(Fat Possum; 2012)
By David M. Goldstein | 14 June 2012
“Walkmen records always bore me for the first month, then they’re all I listen to for the next two.”
That quote courtesy of CMG editor-at-large Aaron Newell, a smart guy who, despite his chosen profession as an attorney, tells the truth at least eighty percent of the time. And he nailed this one. I was essentially prepared to write off the Walkmen’s latest album as uncharacteristically dull and far too mellow for its own good; surely the result of what happens when your frontman takes up residence in a two bedroom condo in the leafy, unscary part of Brooklyn (and if you don’t know, know you know). Except now I can’t go five minutes without wanting to listen to the triumphant, six-note trill towards the end of “Nightengales,” often whistling it when my headphones are unavailable. Yeah, Heaven is a grower—but as Newell has properly pointed out, so is every Walkmen album.
Heaven has also been accompanied by a level of pre-release hype the likes of which this band hasn’t experienced since Bows & Arrows (2004). THIS, billed as their sweeping Americana album, will finally be the record to elevate them to a level of fame akin to that of the National or Grizzly Bear.
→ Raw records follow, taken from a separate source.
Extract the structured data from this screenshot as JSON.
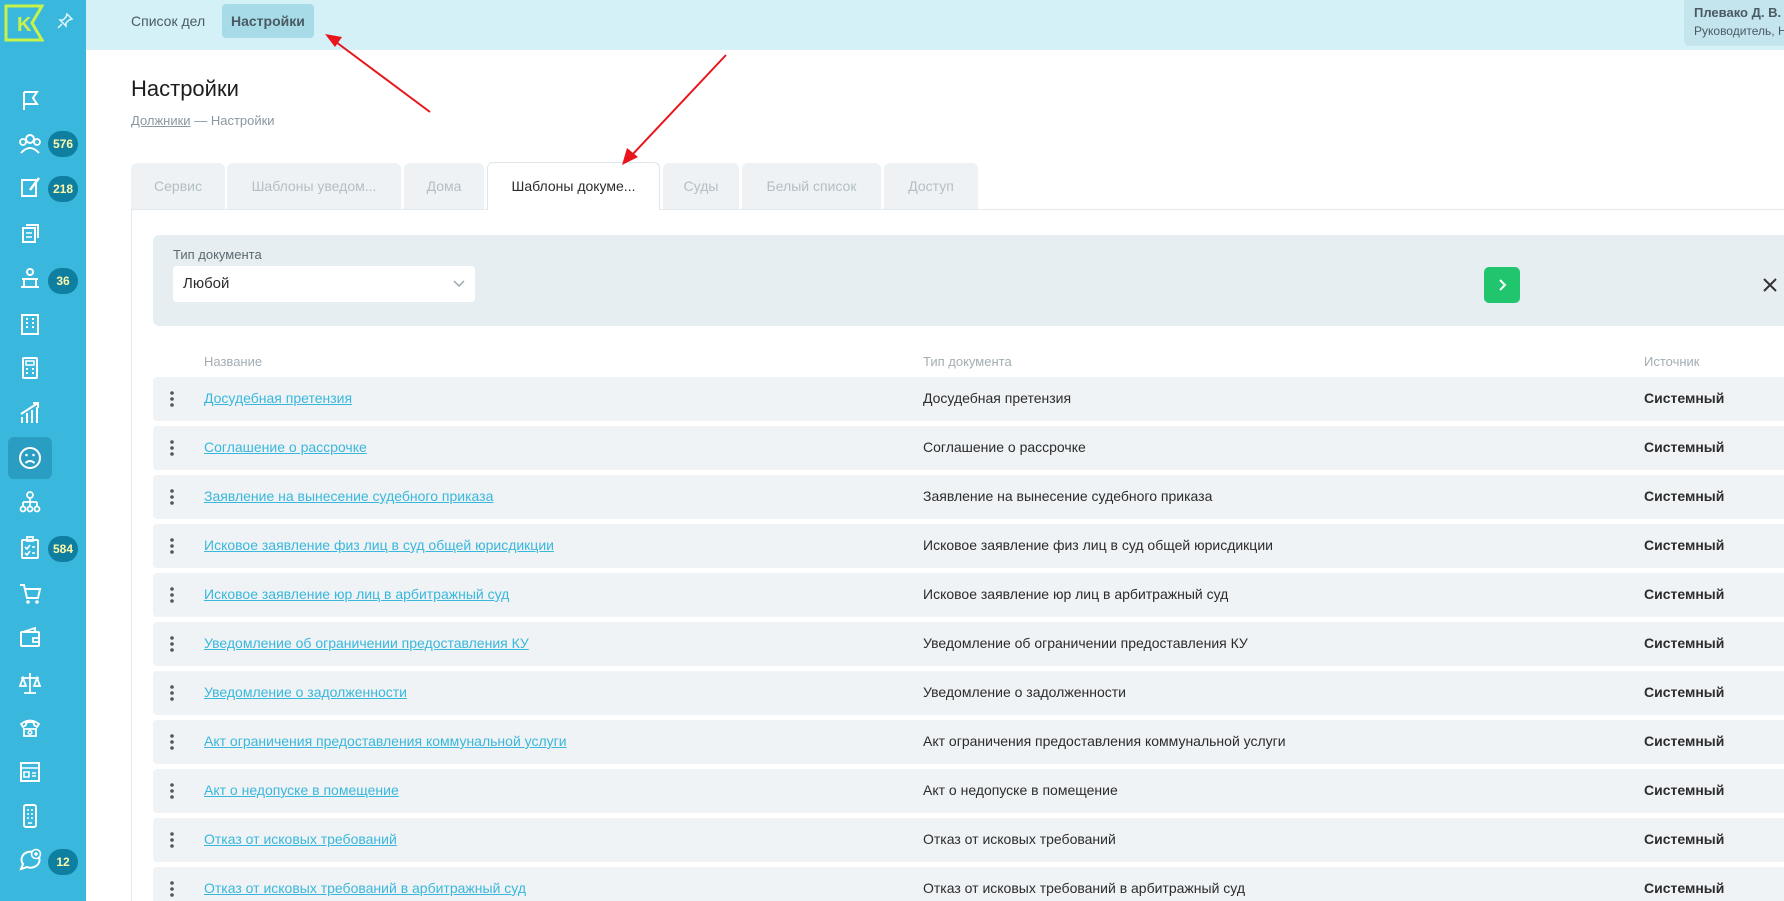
{
  "colors": {
    "sidebar": "#3ab7dc",
    "topbar": "#d4f1f8",
    "accent_green": "#20c56e",
    "badge": "#0e7fa0",
    "link": "#3ab7dc",
    "arrow": "#e8161c"
  },
  "sidebar": {
    "logo_letter": "K",
    "pin_icon": "pin-icon",
    "items": [
      {
        "icon": "flag-icon",
        "badge": ""
      },
      {
        "icon": "debtors-group-icon",
        "badge": "576"
      },
      {
        "icon": "edit-document-icon",
        "badge": "218"
      },
      {
        "icon": "documents-stack-icon",
        "badge": ""
      },
      {
        "icon": "court-bench-icon",
        "badge": "36"
      },
      {
        "icon": "building-icon",
        "badge": ""
      },
      {
        "icon": "calculator-icon",
        "badge": ""
      },
      {
        "icon": "growth-chart-icon",
        "badge": ""
      },
      {
        "icon": "sad-face-icon",
        "badge": ""
      },
      {
        "icon": "org-structure-icon",
        "badge": ""
      },
      {
        "icon": "checklist-icon",
        "badge": "584"
      },
      {
        "icon": "cart-icon",
        "badge": ""
      },
      {
        "icon": "wallet-icon",
        "badge": ""
      },
      {
        "icon": "scales-icon",
        "badge": ""
      },
      {
        "icon": "phone-icon",
        "badge": ""
      },
      {
        "icon": "window-panel-icon",
        "badge": ""
      },
      {
        "icon": "mobile-device-icon",
        "badge": ""
      },
      {
        "icon": "chat-add-icon",
        "badge": "12"
      }
    ]
  },
  "topbar": {
    "links": [
      "Список дел",
      "Настройки"
    ],
    "active": "Настройки",
    "user_name": "Плевако Д. В.",
    "user_role": "Руководитель, Н"
  },
  "page": {
    "title": "Настройки",
    "breadcrumb_link": "Должники",
    "breadcrumb_sep": "—",
    "breadcrumb_current": "Настройки"
  },
  "tabs": [
    "Сервис",
    "Шаблоны уведом...",
    "Дома",
    "Шаблоны докуме...",
    "Суды",
    "Белый список",
    "Доступ"
  ],
  "active_tab": "Шаблоны докуме...",
  "filter": {
    "label": "Тип документа",
    "value": "Любой"
  },
  "table": {
    "headers": [
      "Название",
      "Тип документа",
      "Источник"
    ],
    "rows": [
      {
        "name": "Досудебная претензия",
        "type": "Досудебная претензия",
        "source": "Системный"
      },
      {
        "name": "Соглашение о рассрочке",
        "type": "Соглашение о рассрочке",
        "source": "Системный"
      },
      {
        "name": "Заявление на вынесение судебного приказа",
        "type": "Заявление на вынесение судебного приказа",
        "source": "Системный"
      },
      {
        "name": "Исковое заявление физ лиц в суд общей юрисдикции",
        "type": "Исковое заявление физ лиц в суд общей юрисдикции",
        "source": "Системный"
      },
      {
        "name": "Исковое заявление юр лиц в арбитражный суд",
        "type": "Исковое заявление юр лиц в арбитражный суд",
        "source": "Системный"
      },
      {
        "name": "Уведомление об ограничении предоставления КУ",
        "type": "Уведомление об ограничении предоставления КУ",
        "source": "Системный"
      },
      {
        "name": "Уведомление о задолженности",
        "type": "Уведомление о задолженности",
        "source": "Системный"
      },
      {
        "name": "Акт ограничения предоставления коммунальной услуги",
        "type": "Акт ограничения предоставления коммунальной услуги",
        "source": "Системный"
      },
      {
        "name": "Акт о недопуске в помещение",
        "type": "Акт о недопуске в помещение",
        "source": "Системный"
      },
      {
        "name": "Отказ от исковых требований",
        "type": "Отказ от исковых требований",
        "source": "Системный"
      },
      {
        "name": "Отказ от исковых требований в арбитражный суд",
        "type": "Отказ от исковых требований в арбитражный суд",
        "source": "Системный"
      }
    ]
  }
}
Heaven was recorded in the Pacific Northwest with Phil Ek, and even Fleet Foxes’ Robin Pecknold was enlisted on backing vocals for the key beard that all Walkmen members are unwilling (or unable) to grow. Albums like After the Gold Rush (1970) and Music from Big Pink (1968) had been invoked, with “Heaven” said to have been the only title worthy of a record with such sweep.
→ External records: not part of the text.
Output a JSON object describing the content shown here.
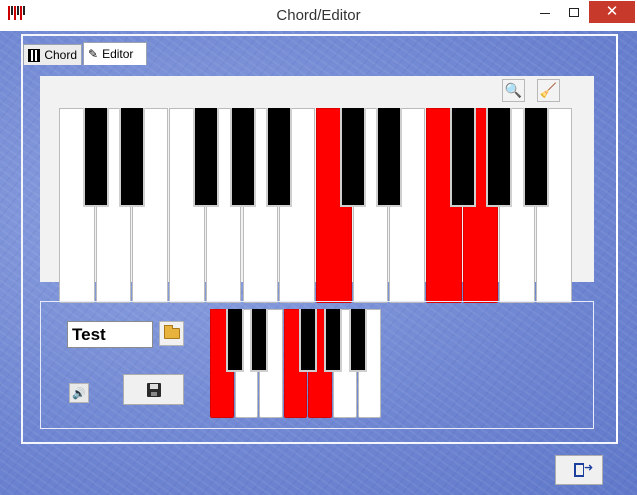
{
  "window": {
    "title": "Chord/Editor",
    "minimize_label": "",
    "close_label": "✕"
  },
  "tabs": [
    {
      "label": "Chord",
      "icon": "piano-icon"
    },
    {
      "label": "Editor",
      "icon": "pen-icon"
    }
  ],
  "toolbar": {
    "find_icon": "binoculars-icon",
    "clear_icon": "broom-icon",
    "find_glyph": "🔍",
    "clear_glyph": "🧹"
  },
  "big_keyboard": {
    "white_keys": [
      false,
      false,
      false,
      false,
      false,
      false,
      false,
      true,
      false,
      false,
      true,
      true,
      false,
      false
    ],
    "black_keys": [
      {
        "after_white": 0,
        "on": false
      },
      {
        "after_white": 1,
        "on": false
      },
      {
        "after_white": 3,
        "on": false
      },
      {
        "after_white": 4,
        "on": false
      },
      {
        "after_white": 5,
        "on": false
      },
      {
        "after_white": 7,
        "on": false
      },
      {
        "after_white": 8,
        "on": false
      },
      {
        "after_white": 10,
        "on": false
      },
      {
        "after_white": 11,
        "on": false
      },
      {
        "after_white": 12,
        "on": false
      }
    ],
    "highlight_color": "#ff0000"
  },
  "chord_editor": {
    "name_value": "Test",
    "speaker_glyph": "🔊",
    "small_keyboard": {
      "white_keys": [
        true,
        false,
        false,
        true,
        true,
        false,
        false
      ],
      "black_keys": [
        {
          "after_white": 0,
          "on": false
        },
        {
          "after_white": 1,
          "on": false
        },
        {
          "after_white": 3,
          "on": false
        },
        {
          "after_white": 4,
          "on": false
        },
        {
          "after_white": 5,
          "on": false
        }
      ]
    }
  }
}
Except that in reality Heaven is more like a classic Sunday morning album: a modest, extremely laid back paean to the comforts of domesticity in which every song sounds like it was recorded from a rocking chair. And it’s this aspect of Heaven that takes the most getting used to, namely the fact that it has fewer tempo changes than the last Beach House album. Matt Barrick, easily one of indie’s most accomplished drummers, simply isn’t given much to do here, and even when he is pounding the skins, like on “Heartbreaker” and “The Love You Love,” probably the two most Walkmen songs here, Phil Ek has him mixed low to the point of being nearly inaudible.
The Walkmen’s formidable rhythm section clearly takes a backseat to Hamilton Leithauser’s vocals, and Paul Maroon’s guitar, which while still plenty reverberated, features more Peter Buck-like jangle than usual, in keeping with the sunny outlook. Heaven is quite possibly the first Walkmen album that could not be accurately described to be soaked in brown liquor, and not coincidentally the first in ages without any waltzes, fortunate because with the twin beautiful bummers of You & Me (2008) and Lisbon (2010), they’d really taken horn-laden dirges in 3/4 as far as they could possibly go. Leithauser turns in the warmest, most inviting vocals of his career, as he sings of both fidelity (“We Can’t Be Beat”) and what would appear to be life lessons to his infant daughter (“Song for Leigh”). Then there’s the frankly spell-binding “Line by Line,” a song consisting of little more than a picked guitar line and Leithauser’s voice, deriving all of its drama from swells in volume and key changes. It’s the rare Walkmen song that actually sounds indebted to Talk Talk, with a vocal melody akin to a Hebrew prayer.
Memorable bits unquestionably emerge with repeated listens: the triumphant trilling to close out “Nightengales,” Leithauser’s hum-worthy vocal melody on “Love is Luck,” the heavy-lidded doo-wop shuffle of penultimate track “No one Ever Sleeps.” But the fact still remains that regarding both tempos and rhythms, in their efforts to lay back the Walkmen have swung the pendulum too far in the opposite direction. This is especially reinforced by the title track, a downright sprightly 4/4 jaunt with forward propulsion and a prominent drum track—Technicolor to the point where it sounds like it belongs to an entirely different album.
And it’s ultimately this lack of oom-pah-pah that keeps Heaven, though plenty accomplished, shy of the upper echelons of Walkmen albums (Bows & Arrows and especially You & Me). It’s understandable that between seven albums, ten years of touring, and families, they’d want to slow things down, but now fall prey to making music reserved for men twice their age. The percentage at the top of the page is still at least seven points higher than it was a month ago, and both the band’s skill with slow-burning melodies and the richness of Leithauser’s lower register are without peer. But a little more drive next time out will be necessary. The Walkmens’ many children will mature in the inevitable next two years between albums, shouldn’t they want to see daddy kick a little ass?